Work instruction: Across the data below, count every line where the string "Signal" appears. Answer with the number alone.

==============================

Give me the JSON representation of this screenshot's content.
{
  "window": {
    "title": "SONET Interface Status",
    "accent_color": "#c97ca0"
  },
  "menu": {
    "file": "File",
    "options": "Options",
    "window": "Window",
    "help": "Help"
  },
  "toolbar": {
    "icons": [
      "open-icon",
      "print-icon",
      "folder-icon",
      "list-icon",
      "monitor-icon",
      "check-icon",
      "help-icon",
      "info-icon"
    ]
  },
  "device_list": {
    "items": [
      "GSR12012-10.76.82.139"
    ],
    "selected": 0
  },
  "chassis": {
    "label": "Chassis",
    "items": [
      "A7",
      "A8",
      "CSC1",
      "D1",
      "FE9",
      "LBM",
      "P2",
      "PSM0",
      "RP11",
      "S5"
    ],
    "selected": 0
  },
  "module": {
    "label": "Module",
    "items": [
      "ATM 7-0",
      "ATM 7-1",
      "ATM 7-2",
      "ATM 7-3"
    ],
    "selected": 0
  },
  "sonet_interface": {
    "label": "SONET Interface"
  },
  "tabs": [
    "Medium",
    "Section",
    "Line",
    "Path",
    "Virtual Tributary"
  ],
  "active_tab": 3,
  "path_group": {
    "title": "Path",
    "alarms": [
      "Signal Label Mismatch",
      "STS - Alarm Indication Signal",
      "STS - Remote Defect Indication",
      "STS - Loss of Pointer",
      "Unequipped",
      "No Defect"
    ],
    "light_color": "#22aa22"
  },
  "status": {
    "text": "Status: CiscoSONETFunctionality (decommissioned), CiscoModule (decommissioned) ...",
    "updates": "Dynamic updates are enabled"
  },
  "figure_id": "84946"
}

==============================

Written solution: 2